The Japanese government has announced it will abstain from talks underway at the U.N. headquarters on establishing a convention to outlaw nuclear weapons. By abstaining from the talks, Japan is effectively abandoning its opportunity as the world's only atomic-bombed country to serve as a bridge between nuclear and non-nuclear states.
On the reason for Japan's abstention, Foreign Minister Fumio Kishida pointed out that the five nuclear powers of the United States, Russia, Britain, France and China are not taking part, and said that the talks "may have the opposite effect of deepening the divide between nuclear and non-nuclear states."
In October last year, the Japanese government voted against a U.N. resolution on launching the talks. But at the time, Kishida expressed the view that Japan would actively take part in negotiations that were to begin in March.
The state of opposition between nuclear and non-nuclear states remains unchanged. It therefore makes no sense for Japan to first say it will participate and bridge the gap, only to make a turnabout and declare it will not participate, citing fears that opposition between the two camps would deepen.
The government's decision, which overturned the foreign minister's previous statement that Japan intended to participate, damages trust in Japanese diplomacy.
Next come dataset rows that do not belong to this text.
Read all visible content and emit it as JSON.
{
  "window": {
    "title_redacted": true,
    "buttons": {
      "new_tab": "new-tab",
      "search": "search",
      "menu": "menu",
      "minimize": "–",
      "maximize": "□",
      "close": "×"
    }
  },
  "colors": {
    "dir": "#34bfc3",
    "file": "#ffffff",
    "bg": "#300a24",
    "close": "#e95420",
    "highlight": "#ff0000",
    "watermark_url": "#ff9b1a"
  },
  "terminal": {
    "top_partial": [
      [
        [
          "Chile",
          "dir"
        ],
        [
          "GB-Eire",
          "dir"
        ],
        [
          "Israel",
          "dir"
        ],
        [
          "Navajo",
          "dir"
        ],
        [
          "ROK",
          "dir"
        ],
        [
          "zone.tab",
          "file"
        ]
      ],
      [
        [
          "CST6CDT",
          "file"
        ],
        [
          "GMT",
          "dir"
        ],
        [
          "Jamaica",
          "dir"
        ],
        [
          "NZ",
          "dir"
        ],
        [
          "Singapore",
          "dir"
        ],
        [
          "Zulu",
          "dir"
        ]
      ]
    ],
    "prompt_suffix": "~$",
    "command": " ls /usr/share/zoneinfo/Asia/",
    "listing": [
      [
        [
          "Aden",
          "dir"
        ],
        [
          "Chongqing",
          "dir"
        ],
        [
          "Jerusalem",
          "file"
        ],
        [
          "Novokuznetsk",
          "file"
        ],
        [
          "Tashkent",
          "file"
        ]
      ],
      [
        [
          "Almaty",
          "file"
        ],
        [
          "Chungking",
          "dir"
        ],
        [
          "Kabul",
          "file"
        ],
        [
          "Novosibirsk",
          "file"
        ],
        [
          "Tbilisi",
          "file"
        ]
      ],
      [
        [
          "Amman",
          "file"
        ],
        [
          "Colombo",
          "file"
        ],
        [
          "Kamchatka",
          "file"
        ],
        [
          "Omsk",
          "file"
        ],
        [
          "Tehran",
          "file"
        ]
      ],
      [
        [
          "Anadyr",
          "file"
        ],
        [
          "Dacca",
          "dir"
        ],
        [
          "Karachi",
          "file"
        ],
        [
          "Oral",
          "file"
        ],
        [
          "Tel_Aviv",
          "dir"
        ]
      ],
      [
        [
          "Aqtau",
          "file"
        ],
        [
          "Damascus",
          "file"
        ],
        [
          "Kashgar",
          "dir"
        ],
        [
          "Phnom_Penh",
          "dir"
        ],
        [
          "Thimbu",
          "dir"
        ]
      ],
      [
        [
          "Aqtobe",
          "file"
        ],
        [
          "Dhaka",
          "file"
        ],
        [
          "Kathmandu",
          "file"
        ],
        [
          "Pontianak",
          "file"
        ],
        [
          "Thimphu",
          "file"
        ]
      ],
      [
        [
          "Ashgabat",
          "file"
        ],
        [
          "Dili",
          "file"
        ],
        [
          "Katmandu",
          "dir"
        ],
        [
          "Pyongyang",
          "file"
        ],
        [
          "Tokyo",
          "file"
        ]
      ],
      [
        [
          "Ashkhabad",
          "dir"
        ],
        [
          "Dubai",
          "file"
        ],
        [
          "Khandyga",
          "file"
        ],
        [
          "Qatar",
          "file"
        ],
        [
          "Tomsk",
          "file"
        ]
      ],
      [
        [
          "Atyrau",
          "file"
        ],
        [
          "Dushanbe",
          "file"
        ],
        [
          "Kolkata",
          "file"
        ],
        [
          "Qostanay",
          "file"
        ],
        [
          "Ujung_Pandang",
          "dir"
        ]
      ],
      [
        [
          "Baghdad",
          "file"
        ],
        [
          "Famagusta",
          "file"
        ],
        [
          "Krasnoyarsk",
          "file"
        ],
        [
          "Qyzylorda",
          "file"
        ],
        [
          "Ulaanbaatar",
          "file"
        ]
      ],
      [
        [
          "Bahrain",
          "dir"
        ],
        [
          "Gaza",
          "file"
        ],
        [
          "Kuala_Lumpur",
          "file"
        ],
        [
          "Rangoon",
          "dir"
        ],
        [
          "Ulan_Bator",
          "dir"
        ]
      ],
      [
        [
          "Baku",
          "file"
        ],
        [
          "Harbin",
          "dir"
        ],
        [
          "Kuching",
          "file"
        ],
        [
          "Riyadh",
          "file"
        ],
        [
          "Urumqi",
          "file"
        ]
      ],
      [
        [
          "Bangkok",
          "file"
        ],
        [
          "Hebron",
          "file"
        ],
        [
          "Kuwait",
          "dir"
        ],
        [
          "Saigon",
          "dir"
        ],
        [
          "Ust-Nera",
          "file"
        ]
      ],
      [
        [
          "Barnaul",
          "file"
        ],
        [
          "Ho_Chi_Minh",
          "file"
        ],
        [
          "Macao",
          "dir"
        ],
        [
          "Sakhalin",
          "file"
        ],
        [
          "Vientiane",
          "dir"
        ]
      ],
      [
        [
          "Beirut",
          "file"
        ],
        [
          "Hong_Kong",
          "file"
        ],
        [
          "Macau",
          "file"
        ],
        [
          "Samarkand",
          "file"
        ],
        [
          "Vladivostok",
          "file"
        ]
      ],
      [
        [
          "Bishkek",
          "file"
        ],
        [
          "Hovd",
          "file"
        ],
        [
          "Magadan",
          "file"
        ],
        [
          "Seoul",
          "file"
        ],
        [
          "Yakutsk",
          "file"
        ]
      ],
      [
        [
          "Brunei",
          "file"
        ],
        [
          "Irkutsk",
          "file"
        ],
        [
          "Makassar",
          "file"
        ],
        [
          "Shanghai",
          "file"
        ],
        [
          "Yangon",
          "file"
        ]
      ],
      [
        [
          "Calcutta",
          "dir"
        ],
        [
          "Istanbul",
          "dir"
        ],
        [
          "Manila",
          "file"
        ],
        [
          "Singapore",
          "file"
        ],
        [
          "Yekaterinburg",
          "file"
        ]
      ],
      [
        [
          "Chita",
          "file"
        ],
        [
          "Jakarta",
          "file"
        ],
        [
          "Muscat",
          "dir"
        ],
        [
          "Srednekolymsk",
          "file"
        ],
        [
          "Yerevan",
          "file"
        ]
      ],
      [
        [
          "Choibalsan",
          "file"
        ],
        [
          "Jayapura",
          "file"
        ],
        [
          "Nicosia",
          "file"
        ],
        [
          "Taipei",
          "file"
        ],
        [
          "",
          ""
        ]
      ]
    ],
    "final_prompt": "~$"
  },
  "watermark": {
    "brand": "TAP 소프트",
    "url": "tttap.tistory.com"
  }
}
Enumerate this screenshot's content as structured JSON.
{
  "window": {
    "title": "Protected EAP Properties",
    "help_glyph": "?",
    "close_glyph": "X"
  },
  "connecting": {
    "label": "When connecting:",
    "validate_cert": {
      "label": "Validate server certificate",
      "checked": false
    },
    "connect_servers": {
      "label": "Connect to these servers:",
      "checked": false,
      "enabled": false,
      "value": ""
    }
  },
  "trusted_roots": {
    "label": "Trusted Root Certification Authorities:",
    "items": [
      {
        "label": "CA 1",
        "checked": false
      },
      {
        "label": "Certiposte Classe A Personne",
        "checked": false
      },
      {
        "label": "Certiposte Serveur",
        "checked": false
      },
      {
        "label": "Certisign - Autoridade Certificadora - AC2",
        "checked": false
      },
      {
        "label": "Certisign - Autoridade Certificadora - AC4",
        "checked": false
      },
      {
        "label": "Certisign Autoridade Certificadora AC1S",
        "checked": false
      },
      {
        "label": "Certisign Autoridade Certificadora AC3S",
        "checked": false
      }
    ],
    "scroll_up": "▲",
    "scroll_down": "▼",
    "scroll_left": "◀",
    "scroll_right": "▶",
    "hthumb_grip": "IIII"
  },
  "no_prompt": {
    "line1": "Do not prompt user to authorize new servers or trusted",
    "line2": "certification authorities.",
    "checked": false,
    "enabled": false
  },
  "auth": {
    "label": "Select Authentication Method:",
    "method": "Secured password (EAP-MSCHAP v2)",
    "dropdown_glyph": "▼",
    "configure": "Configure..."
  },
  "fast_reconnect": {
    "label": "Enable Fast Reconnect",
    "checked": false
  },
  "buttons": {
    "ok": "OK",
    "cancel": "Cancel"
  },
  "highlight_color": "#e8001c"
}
Changes in global affairs since last autumn appear to have influenced Japan's decision not to participate. In November last year, Donald Trump won the U.S. presidential election, and the Trump administration has taken an active stance toward bolstering his country's nuclear capabilities. The United States and other nuclear powers argue that it is not realistic in terms of security to establish a convention outlawing nuclear weapons when facing the threat of North Korea's missile and nuclear development.
The United States is said to have pressed Japan to abstain from the talks. Some Japanese government officials took the position that even if Japan took part in negotiations, it would be limited to stressing its opposition to the convention, creating the impression of a negative stance, which would be meaningless. But this is an overly defensive position.
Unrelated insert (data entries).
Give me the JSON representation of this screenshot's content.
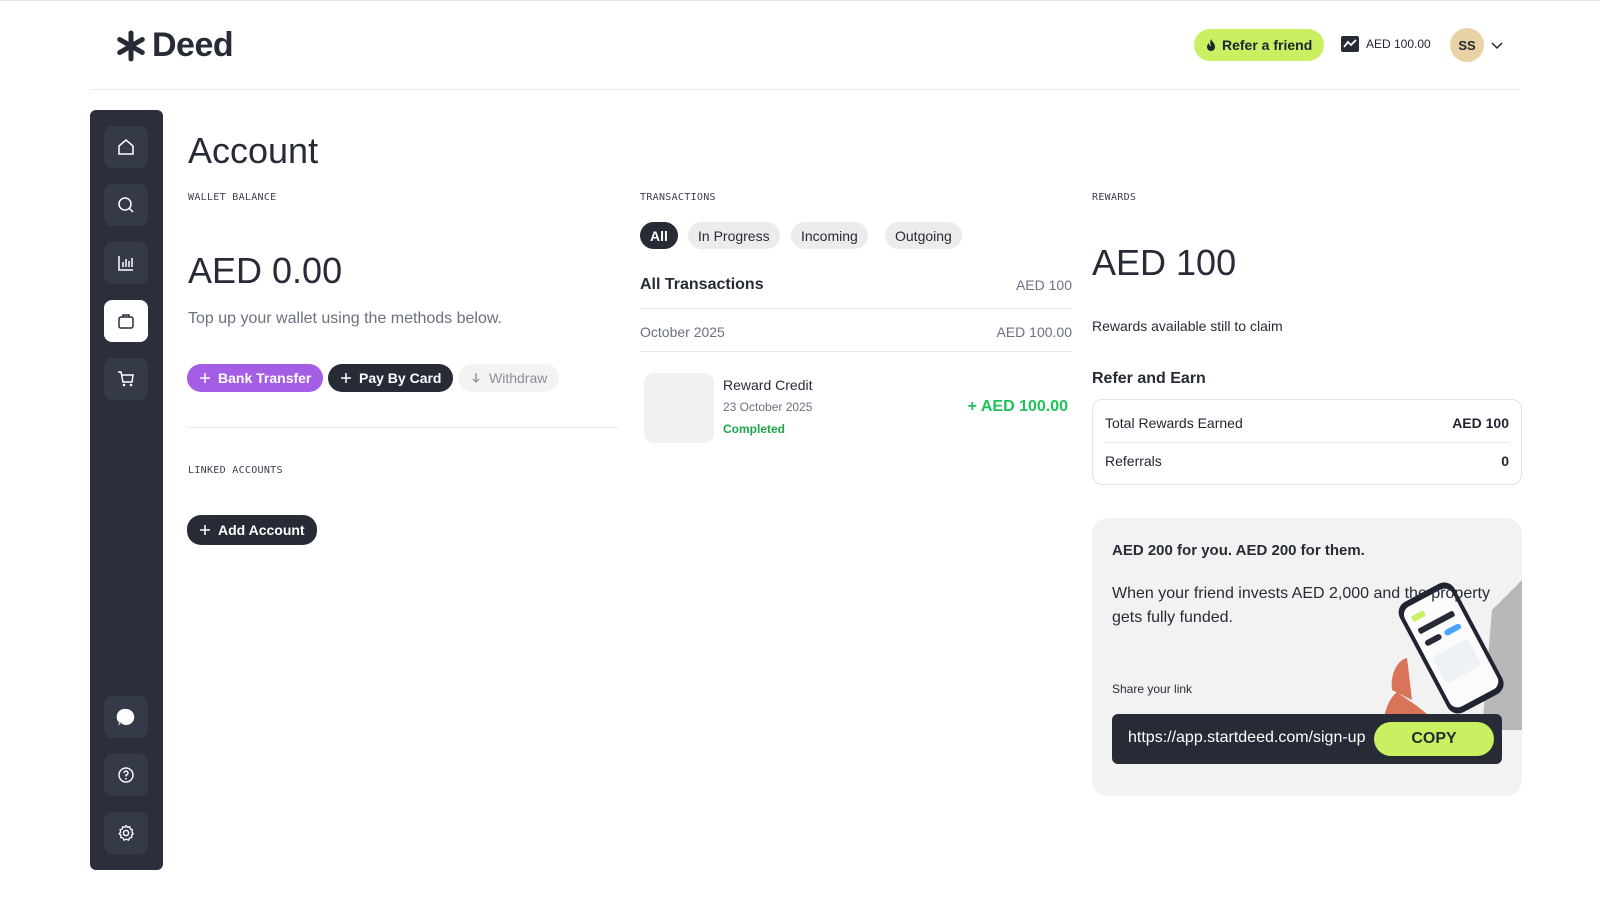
{
  "header": {
    "logo_text": "Deed",
    "refer_label": "Refer a friend",
    "balance": "AED 100.00",
    "avatar_initials": "SS"
  },
  "page": {
    "title": "Account"
  },
  "wallet": {
    "label": "WALLET BALANCE",
    "amount": "AED 0.00",
    "hint": "Top up your wallet using the methods below.",
    "bank_transfer": "Bank Transfer",
    "pay_by_card": "Pay By Card",
    "withdraw": "Withdraw"
  },
  "linked": {
    "label": "LINKED ACCOUNTS",
    "add_account": "Add Account"
  },
  "transactions": {
    "label": "TRANSACTIONS",
    "tabs": [
      "All",
      "In Progress",
      "Incoming",
      "Outgoing"
    ],
    "all_label": "All Transactions",
    "all_total": "AED 100",
    "month": "October 2025",
    "month_total": "AED 100.00",
    "items": [
      {
        "title": "Reward Credit",
        "date": "23 October 2025",
        "status": "Completed",
        "amount": "+ AED 100.00"
      }
    ]
  },
  "rewards": {
    "label": "REWARDS",
    "amount": "AED 100",
    "subtitle": "Rewards available still to claim",
    "refer_heading": "Refer and Earn",
    "total_label": "Total Rewards Earned",
    "total_value": "AED 100",
    "referrals_label": "Referrals",
    "referrals_value": "0",
    "promo_title": "AED 200 for you. AED 200 for them.",
    "promo_body": "When your friend invests AED 2,000 and the property gets fully funded.",
    "share_label": "Share your link",
    "share_link": "https://app.startdeed.com/sign-up",
    "copy_label": "COPY"
  },
  "colors": {
    "accent_lime": "#c8f060",
    "accent_purple": "#a45ee6",
    "dark": "#262b36",
    "success": "#1ec25a"
  }
}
For Japan to participate as a bridge-builder, it needed to prepare the proper environment, by expanding the ring of like-minded countries, for example. But there is no evidence that Japan made such efforts.
Another round of negotiations is due to be held between June and July, and it is possible that a draft of the nuclear weapons convention could be compiled at that time.
It is said that such a treaty would be weak without the participation of nuclear states, but it is nevertheless possible that it would play a major role in the long run in shaping international opinion on banning nuclear weapons. It is lamentable that Japan is not taking part in that process and speaking out as a country that has suffered as an atomic-bombed country.